Changing the formula might create the incentive to take additional easy classes, but it's theoretically impossible to create a system that doesn't give trade-off opportunities to signal versus do something else that is otherwise more useful. It's very hard to make taking that extra course exactly neutral in expectation in terms of impact, and even if it is, you've got opportunity costs.
0AnthonyC9y
Even high schools that use average weighting systems vary tremendously (and I suspect that more than anything else is why colleges use unweighted grades). My own high school, for example, used a weighting system where is was still impossible to get more than 100 (we used a 100 point scale). Instead, as long as you passed a course (higher than 65), you were given pack a percentage of lost points (40% for honors, 70% for AP), so a 70 in AP Bio became a 91, but a 70 in honors bio became an 82.

After doing a little research on the Pomodoro technique, I couldn't really find any studies on their effectiveness. The anecdotal evidence is enticing (and preliminary trials of my own have been positive), but has anyone seen good research done on it or similar productivity methods?

0Peter Wildeford9y
I've spent about twenty minutes looking myself and I couldn't find any. I'm reasonably confident that no such research exists. I do think we could draw a synthesized conclusion from studies that demonstrate the value of semi-frequent breaks, studies that demonstrate the value of focusing on your task and how to restore focus, and studies that demonstrate the value of single-tasking, though.

I agree with the arguments against diversification (mainly due to its effect on lowering the incentive for becoming more efficient), but here's a concrete instance of how diversification could make cheating nonviable.

Example: Cheating to fake the signals costs 5,000$ (in other words, 5,000$ to make it look like you're the best charity). There are 10,000$ of efficient altruism funds that will be directed to the most efficient charity. By faking signals, you net 5,000$.

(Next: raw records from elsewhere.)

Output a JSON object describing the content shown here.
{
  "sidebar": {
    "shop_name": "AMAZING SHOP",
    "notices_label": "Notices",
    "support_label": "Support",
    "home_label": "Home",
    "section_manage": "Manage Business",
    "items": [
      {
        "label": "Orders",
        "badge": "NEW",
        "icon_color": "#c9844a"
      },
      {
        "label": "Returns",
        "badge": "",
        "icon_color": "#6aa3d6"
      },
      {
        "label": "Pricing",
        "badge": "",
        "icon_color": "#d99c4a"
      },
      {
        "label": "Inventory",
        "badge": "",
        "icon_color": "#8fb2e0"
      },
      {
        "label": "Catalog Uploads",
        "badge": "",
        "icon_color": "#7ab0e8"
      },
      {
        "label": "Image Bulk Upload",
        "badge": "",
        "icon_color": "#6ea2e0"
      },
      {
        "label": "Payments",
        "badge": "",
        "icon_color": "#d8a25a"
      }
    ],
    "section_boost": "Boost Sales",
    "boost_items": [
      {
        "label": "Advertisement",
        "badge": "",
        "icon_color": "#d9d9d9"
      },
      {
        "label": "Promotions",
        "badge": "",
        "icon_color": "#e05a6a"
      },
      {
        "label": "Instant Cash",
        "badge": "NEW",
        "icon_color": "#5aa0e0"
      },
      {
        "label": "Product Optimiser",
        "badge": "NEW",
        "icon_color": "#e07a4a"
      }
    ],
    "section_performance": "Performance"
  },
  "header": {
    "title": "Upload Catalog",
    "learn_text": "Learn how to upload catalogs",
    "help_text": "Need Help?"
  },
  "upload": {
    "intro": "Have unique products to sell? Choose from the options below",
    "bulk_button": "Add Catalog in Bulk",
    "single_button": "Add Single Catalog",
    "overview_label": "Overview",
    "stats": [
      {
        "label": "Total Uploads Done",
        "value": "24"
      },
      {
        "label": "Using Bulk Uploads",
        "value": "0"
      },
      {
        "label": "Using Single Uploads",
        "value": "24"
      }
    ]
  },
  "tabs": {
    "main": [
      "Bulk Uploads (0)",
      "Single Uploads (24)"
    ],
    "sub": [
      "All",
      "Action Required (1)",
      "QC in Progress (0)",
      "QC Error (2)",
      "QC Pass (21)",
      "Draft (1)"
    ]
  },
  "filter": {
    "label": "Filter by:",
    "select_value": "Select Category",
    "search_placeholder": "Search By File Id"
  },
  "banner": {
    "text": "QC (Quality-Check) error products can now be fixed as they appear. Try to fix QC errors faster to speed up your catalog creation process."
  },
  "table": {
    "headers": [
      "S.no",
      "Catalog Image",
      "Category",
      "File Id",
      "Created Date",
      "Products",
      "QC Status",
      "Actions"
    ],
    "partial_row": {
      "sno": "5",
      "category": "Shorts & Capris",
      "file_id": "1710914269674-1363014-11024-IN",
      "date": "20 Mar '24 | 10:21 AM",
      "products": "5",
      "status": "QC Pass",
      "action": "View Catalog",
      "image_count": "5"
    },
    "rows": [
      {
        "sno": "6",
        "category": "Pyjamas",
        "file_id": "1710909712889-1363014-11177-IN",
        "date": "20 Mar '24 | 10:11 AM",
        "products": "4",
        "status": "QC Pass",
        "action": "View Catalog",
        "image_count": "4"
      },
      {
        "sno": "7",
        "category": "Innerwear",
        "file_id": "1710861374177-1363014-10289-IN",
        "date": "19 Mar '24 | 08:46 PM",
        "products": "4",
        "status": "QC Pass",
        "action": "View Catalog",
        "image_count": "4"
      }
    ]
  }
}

Now if diversification is used, let's say at most 1/4 of the efficient altruism funds wil... (read more)